[Start of Attachment]

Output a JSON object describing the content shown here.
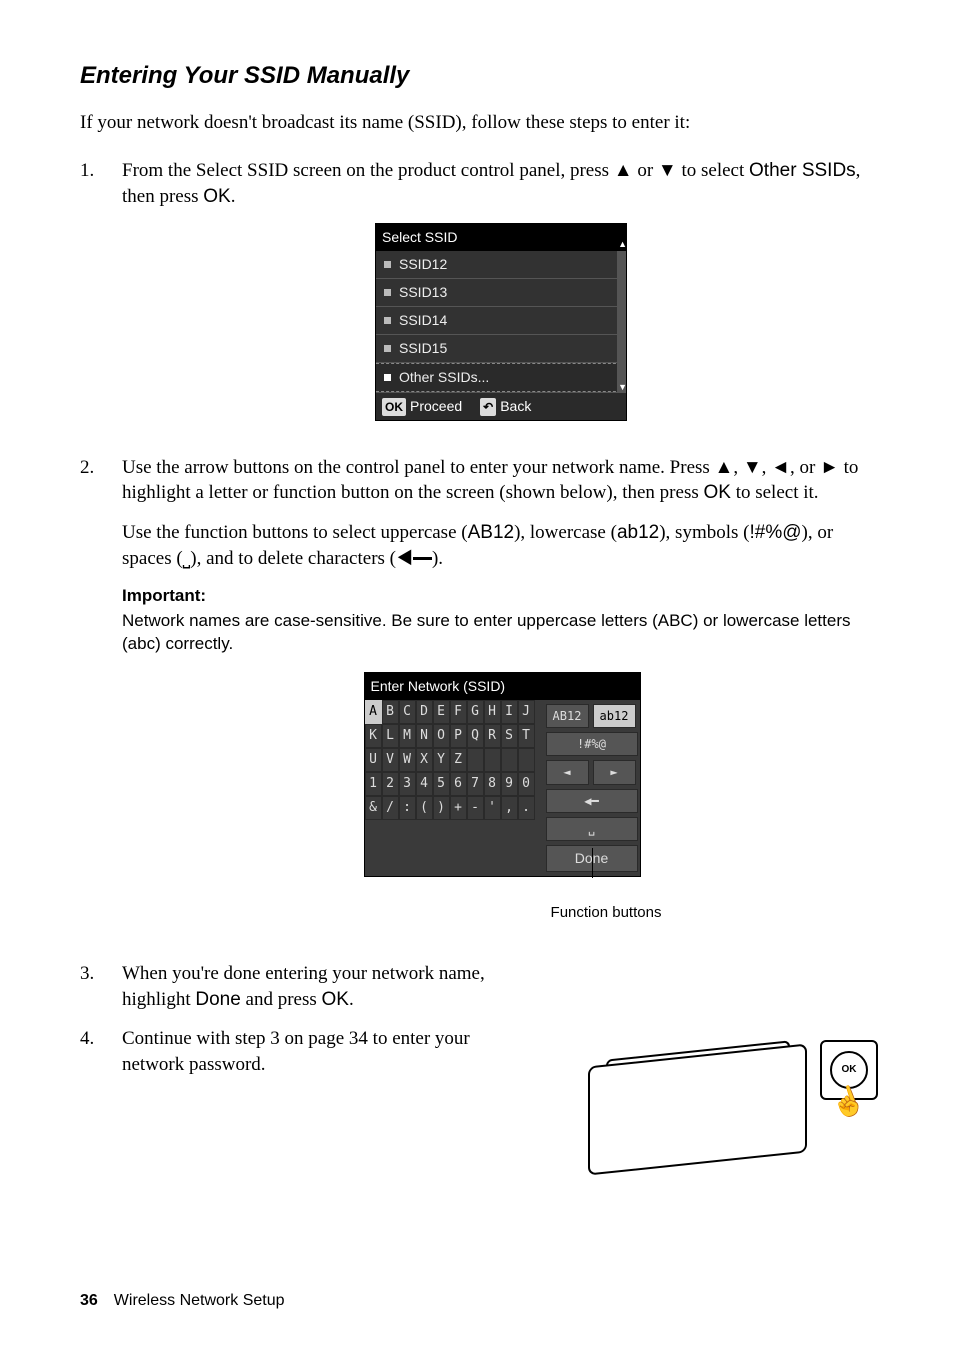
{
  "heading": "Entering Your SSID Manually",
  "intro": "If your network doesn't broadcast its name (SSID), follow these steps to enter it:",
  "step1": {
    "num": "1.",
    "pre": "From the Select SSID screen on the product control panel, press ",
    "mid": " or ",
    "post1": " to select ",
    "other": "Other SSIDs",
    "post2": ", then press ",
    "ok": "OK",
    "end": "."
  },
  "lcd1": {
    "title": "Select SSID",
    "items": [
      "SSID12",
      "SSID13",
      "SSID14",
      "SSID15",
      "Other SSIDs..."
    ],
    "okLabel": "OK",
    "proceed": "Proceed",
    "backIcon": "↶",
    "back": "Back"
  },
  "step2": {
    "num": "2.",
    "p1a": "Use the arrow buttons on the control panel to enter your network name. Press ",
    "p1b": ", ",
    "p1c": ", ",
    "p1d": ", or ",
    "p1e": " to highlight a letter or function button on the screen (shown below), then press ",
    "ok": "OK",
    "p1f": " to select it.",
    "p2a": "Use the function buttons to select uppercase (",
    "ab12u": "AB12",
    "p2b": "), lowercase (",
    "ab12l": "ab12",
    "p2c": "), symbols (",
    "sym": "!#%@",
    "p2d": "), or spaces (",
    "p2e": "), and to delete characters (",
    "p2f": ")."
  },
  "note": {
    "title": "Important:",
    "a": "Network names are case-sensitive. Be sure to enter uppercase letters (",
    "ABC": "ABC",
    "b": ") or lowercase letters (",
    "abc": "abc",
    "c": ") correctly."
  },
  "lcd2": {
    "title": "Enter Network (SSID)",
    "rows": [
      [
        "A",
        "B",
        "C",
        "D",
        "E",
        "F",
        "G",
        "H",
        "I",
        "J"
      ],
      [
        "K",
        "L",
        "M",
        "N",
        "O",
        "P",
        "Q",
        "R",
        "S",
        "T"
      ],
      [
        "U",
        "V",
        "W",
        "X",
        "Y",
        "Z",
        "",
        "",
        "",
        ""
      ],
      [
        "1",
        "2",
        "3",
        "4",
        "5",
        "6",
        "7",
        "8",
        "9",
        "0"
      ],
      [
        "&",
        "/",
        ":",
        "(",
        ")",
        "+",
        "-",
        "'",
        ",",
        "."
      ]
    ],
    "AB12": "AB12",
    "ab12": "ab12",
    "sym": "!#%@",
    "left": "◄",
    "right": "►",
    "bksp": "◀━",
    "space": "␣",
    "done": "Done"
  },
  "callout": "Function buttons",
  "step3": {
    "num": "3.",
    "a": "When you're done entering your network name, highlight ",
    "done": "Done",
    "b": " and press ",
    "ok": "OK",
    "c": "."
  },
  "step4": {
    "num": "4.",
    "text": "Continue with step 3 on page 34 to enter your network password."
  },
  "icons": {
    "up": "▲",
    "down": "▼",
    "left": "◄",
    "right": "►",
    "bksp": "◀━",
    "space": "⎵"
  },
  "printerOk": "OK",
  "footer": {
    "page": "36",
    "section": "Wireless Network Setup"
  }
}
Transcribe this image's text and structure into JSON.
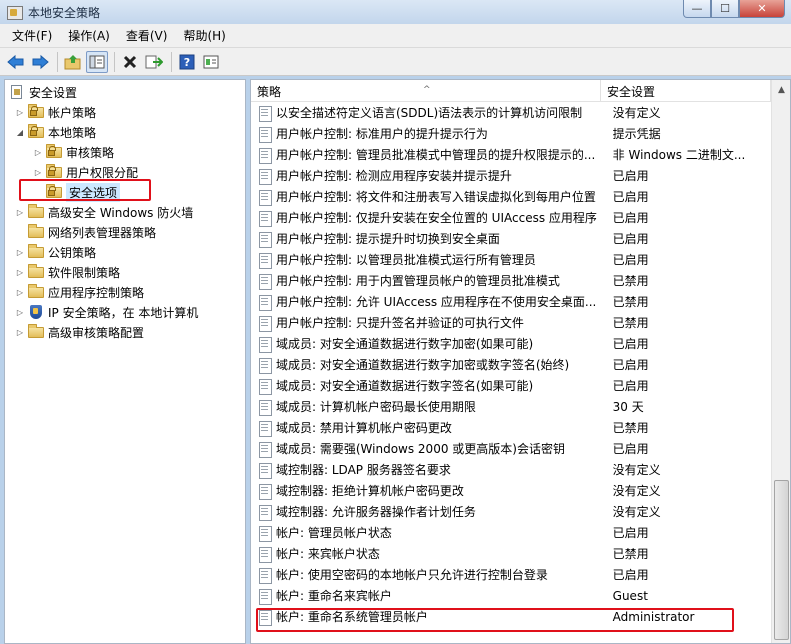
{
  "window": {
    "title": "本地安全策略",
    "controls": {
      "minimize": "—",
      "maximize": "☐",
      "close": "✕"
    }
  },
  "menu": [
    "文件(F)",
    "操作(A)",
    "查看(V)",
    "帮助(H)"
  ],
  "toolbar": {
    "buttons": [
      "back-icon",
      "forward-icon",
      "up-folder-icon",
      "show-tree-icon",
      "delete-icon",
      "export-icon",
      "help-icon",
      "properties-icon"
    ]
  },
  "tree": {
    "items": [
      {
        "label": "安全设置",
        "arrow": "",
        "icon": "doc-icon"
      },
      {
        "label": "帐户策略",
        "arrow": "▷",
        "icon": "folder-lock"
      },
      {
        "label": "本地策略",
        "arrow": "◢",
        "icon": "folder-lock"
      },
      {
        "label": "审核策略",
        "arrow": "▷",
        "icon": "folder-lock"
      },
      {
        "label": "用户权限分配",
        "arrow": "▷",
        "icon": "folder-lock"
      },
      {
        "label": "安全选项",
        "arrow": "",
        "icon": "folder-lock"
      },
      {
        "label": "高级安全 Windows 防火墙",
        "arrow": "▷",
        "icon": "folder"
      },
      {
        "label": "网络列表管理器策略",
        "arrow": "",
        "icon": "folder"
      },
      {
        "label": "公钥策略",
        "arrow": "▷",
        "icon": "folder"
      },
      {
        "label": "软件限制策略",
        "arrow": "▷",
        "icon": "folder"
      },
      {
        "label": "应用程序控制策略",
        "arrow": "▷",
        "icon": "folder"
      },
      {
        "label": "IP 安全策略，在 本地计算机",
        "arrow": "▷",
        "icon": "shield"
      },
      {
        "label": "高级审核策略配置",
        "arrow": "▷",
        "icon": "folder"
      }
    ]
  },
  "list": {
    "columns": {
      "policy": "策略",
      "setting": "安全设置"
    },
    "sort_caret": "^",
    "rows": [
      {
        "policy": "以安全描述符定义语言(SDDL)语法表示的计算机访问限制",
        "setting": "没有定义"
      },
      {
        "policy": "用户帐户控制: 标准用户的提升提示行为",
        "setting": "提示凭据"
      },
      {
        "policy": "用户帐户控制: 管理员批准模式中管理员的提升权限提示的...",
        "setting": "非 Windows 二进制文..."
      },
      {
        "policy": "用户帐户控制: 检测应用程序安装并提示提升",
        "setting": "已启用"
      },
      {
        "policy": "用户帐户控制: 将文件和注册表写入错误虚拟化到每用户位置",
        "setting": "已启用"
      },
      {
        "policy": "用户帐户控制: 仅提升安装在安全位置的 UIAccess 应用程序",
        "setting": "已启用"
      },
      {
        "policy": "用户帐户控制: 提示提升时切换到安全桌面",
        "setting": "已启用"
      },
      {
        "policy": "用户帐户控制: 以管理员批准模式运行所有管理员",
        "setting": "已启用"
      },
      {
        "policy": "用户帐户控制: 用于内置管理员帐户的管理员批准模式",
        "setting": "已禁用"
      },
      {
        "policy": "用户帐户控制: 允许 UIAccess 应用程序在不使用安全桌面...",
        "setting": "已禁用"
      },
      {
        "policy": "用户帐户控制: 只提升签名并验证的可执行文件",
        "setting": "已禁用"
      },
      {
        "policy": "域成员: 对安全通道数据进行数字加密(如果可能)",
        "setting": "已启用"
      },
      {
        "policy": "域成员: 对安全通道数据进行数字加密或数字签名(始终)",
        "setting": "已启用"
      },
      {
        "policy": "域成员: 对安全通道数据进行数字签名(如果可能)",
        "setting": "已启用"
      },
      {
        "policy": "域成员: 计算机帐户密码最长使用期限",
        "setting": "30 天"
      },
      {
        "policy": "域成员: 禁用计算机帐户密码更改",
        "setting": "已禁用"
      },
      {
        "policy": "域成员: 需要强(Windows 2000 或更高版本)会话密钥",
        "setting": "已启用"
      },
      {
        "policy": "域控制器: LDAP 服务器签名要求",
        "setting": "没有定义"
      },
      {
        "policy": "域控制器: 拒绝计算机帐户密码更改",
        "setting": "没有定义"
      },
      {
        "policy": "域控制器: 允许服务器操作者计划任务",
        "setting": "没有定义"
      },
      {
        "policy": "帐户: 管理员帐户状态",
        "setting": "已启用"
      },
      {
        "policy": "帐户: 来宾帐户状态",
        "setting": "已禁用"
      },
      {
        "policy": "帐户: 使用空密码的本地帐户只允许进行控制台登录",
        "setting": "已启用"
      },
      {
        "policy": "帐户: 重命名来宾帐户",
        "setting": "Guest"
      },
      {
        "policy": "帐户: 重命名系统管理员帐户",
        "setting": "Administrator"
      }
    ]
  },
  "colors": {
    "highlight_box": "#e0101a",
    "selection": "#cce8ff",
    "window_frame": "#b9d1ea"
  }
}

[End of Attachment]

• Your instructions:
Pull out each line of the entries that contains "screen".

• Output for this task:
    "pre": "From the Select SSID screen on the product control panel, press ",
    "p1e": " to highlight a letter or function button on the screen (shown below), then press ",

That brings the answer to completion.